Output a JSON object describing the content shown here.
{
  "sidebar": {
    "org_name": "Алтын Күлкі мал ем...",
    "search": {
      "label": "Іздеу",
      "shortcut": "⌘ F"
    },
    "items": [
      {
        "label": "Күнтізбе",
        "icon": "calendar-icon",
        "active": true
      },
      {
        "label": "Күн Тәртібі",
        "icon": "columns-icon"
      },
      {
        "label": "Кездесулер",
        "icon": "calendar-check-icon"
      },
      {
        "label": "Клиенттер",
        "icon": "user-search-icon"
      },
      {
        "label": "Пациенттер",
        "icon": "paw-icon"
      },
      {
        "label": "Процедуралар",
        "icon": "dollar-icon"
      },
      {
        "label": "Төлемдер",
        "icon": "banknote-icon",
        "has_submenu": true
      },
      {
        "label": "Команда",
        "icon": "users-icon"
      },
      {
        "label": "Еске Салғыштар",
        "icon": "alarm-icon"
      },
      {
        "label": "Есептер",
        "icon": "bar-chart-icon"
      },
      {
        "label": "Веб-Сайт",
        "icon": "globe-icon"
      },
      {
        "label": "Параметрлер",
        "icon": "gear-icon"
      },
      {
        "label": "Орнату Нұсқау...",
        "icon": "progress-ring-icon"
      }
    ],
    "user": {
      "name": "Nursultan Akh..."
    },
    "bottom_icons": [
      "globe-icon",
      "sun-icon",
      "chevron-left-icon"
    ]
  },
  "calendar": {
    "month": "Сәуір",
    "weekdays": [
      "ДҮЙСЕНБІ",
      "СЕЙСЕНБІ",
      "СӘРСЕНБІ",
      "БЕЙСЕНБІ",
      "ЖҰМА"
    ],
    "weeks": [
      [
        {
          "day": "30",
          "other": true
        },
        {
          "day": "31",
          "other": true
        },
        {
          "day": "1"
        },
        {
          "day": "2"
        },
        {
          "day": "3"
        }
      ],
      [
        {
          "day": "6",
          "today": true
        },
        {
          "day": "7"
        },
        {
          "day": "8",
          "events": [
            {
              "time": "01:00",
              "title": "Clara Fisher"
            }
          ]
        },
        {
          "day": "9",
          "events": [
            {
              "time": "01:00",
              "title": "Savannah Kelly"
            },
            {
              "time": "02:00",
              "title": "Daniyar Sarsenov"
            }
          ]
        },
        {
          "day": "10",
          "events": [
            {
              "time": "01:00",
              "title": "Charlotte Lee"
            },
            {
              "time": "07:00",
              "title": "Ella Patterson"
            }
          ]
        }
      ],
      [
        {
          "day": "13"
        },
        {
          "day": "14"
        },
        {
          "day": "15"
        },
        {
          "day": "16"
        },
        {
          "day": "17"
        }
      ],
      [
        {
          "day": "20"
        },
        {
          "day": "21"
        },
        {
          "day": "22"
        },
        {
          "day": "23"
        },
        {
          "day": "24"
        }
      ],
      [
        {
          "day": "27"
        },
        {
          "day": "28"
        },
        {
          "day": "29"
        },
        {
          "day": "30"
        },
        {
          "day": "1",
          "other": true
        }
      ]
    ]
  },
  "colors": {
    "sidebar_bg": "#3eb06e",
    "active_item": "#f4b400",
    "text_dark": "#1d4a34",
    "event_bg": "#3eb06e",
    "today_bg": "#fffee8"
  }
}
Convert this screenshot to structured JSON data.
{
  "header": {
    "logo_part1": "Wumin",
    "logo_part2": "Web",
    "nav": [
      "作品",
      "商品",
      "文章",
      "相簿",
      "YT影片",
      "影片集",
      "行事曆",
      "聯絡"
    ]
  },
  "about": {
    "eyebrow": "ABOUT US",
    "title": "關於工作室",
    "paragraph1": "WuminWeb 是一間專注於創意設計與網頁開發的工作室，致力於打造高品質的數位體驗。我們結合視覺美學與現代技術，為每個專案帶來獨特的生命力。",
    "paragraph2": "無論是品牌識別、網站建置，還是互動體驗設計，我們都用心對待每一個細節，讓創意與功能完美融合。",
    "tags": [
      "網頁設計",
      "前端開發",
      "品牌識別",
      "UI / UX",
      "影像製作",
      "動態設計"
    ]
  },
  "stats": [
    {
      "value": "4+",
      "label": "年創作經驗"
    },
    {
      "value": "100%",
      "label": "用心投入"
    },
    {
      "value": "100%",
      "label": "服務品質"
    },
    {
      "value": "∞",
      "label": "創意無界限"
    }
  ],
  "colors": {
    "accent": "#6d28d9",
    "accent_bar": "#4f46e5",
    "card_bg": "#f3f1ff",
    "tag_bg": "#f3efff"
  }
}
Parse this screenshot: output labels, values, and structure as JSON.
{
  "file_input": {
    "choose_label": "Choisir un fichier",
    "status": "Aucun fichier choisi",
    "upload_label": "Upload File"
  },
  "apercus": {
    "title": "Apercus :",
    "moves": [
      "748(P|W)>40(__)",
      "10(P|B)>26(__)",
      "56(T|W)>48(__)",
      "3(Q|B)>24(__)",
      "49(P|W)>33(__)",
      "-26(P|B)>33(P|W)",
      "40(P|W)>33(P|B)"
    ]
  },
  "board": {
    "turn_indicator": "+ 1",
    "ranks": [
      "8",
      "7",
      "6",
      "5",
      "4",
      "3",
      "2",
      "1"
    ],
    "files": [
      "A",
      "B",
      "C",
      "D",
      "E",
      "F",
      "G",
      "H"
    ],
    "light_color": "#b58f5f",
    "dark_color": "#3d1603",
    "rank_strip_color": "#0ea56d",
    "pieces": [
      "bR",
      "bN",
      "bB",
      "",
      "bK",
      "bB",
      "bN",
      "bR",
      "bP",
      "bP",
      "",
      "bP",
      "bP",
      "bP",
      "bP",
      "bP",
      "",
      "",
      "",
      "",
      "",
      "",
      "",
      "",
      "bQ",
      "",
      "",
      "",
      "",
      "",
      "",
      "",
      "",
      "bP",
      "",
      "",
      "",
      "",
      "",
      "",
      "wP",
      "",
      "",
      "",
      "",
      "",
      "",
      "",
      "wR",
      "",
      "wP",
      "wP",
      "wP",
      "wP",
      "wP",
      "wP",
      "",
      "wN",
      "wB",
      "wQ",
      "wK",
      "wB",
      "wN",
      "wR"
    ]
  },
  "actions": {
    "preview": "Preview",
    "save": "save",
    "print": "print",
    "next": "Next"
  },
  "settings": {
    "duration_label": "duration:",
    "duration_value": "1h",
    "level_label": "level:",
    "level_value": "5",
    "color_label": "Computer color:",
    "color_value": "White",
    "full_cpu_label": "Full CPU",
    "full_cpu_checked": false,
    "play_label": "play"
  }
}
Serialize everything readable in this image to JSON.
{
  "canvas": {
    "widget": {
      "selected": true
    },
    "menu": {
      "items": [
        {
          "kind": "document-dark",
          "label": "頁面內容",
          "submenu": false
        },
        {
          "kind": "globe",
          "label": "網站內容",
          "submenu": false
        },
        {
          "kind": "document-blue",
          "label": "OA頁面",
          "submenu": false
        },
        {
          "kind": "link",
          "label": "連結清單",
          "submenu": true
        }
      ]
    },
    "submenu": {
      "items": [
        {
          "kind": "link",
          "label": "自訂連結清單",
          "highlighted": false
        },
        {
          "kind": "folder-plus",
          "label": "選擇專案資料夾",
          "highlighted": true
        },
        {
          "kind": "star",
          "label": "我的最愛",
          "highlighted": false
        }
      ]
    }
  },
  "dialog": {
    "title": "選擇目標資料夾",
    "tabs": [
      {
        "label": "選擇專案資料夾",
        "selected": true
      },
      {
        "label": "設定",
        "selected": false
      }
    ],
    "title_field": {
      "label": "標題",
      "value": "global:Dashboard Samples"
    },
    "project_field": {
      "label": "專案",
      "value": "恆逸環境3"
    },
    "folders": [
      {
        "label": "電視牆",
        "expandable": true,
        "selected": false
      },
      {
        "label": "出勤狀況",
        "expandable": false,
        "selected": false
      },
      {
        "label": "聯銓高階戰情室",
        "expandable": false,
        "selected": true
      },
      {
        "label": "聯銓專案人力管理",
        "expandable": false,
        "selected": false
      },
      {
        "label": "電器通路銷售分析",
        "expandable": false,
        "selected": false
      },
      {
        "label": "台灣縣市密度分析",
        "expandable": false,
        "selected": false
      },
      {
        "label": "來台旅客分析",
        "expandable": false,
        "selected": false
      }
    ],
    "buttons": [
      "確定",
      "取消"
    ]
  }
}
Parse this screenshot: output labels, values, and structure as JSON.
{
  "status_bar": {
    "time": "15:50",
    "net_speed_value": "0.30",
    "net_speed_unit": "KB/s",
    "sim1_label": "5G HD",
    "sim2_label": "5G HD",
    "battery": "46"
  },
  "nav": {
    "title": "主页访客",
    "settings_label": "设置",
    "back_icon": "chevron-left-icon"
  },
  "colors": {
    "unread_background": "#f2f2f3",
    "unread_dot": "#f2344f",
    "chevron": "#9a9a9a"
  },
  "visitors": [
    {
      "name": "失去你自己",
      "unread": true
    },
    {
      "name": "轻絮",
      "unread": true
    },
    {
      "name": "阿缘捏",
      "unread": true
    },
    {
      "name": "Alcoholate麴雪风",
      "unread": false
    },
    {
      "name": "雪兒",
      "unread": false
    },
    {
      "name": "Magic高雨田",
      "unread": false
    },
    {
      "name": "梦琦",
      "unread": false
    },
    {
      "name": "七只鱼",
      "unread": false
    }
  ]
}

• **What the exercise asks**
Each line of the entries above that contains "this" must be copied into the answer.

• **Task answer**
Convert this screenshot to structured JSON data.
Parse this screenshot: output labels, values, and structure as JSON.
Serialize everything readable in this image to JSON.
Parse this screenshot: output labels, values, and structure as JSON.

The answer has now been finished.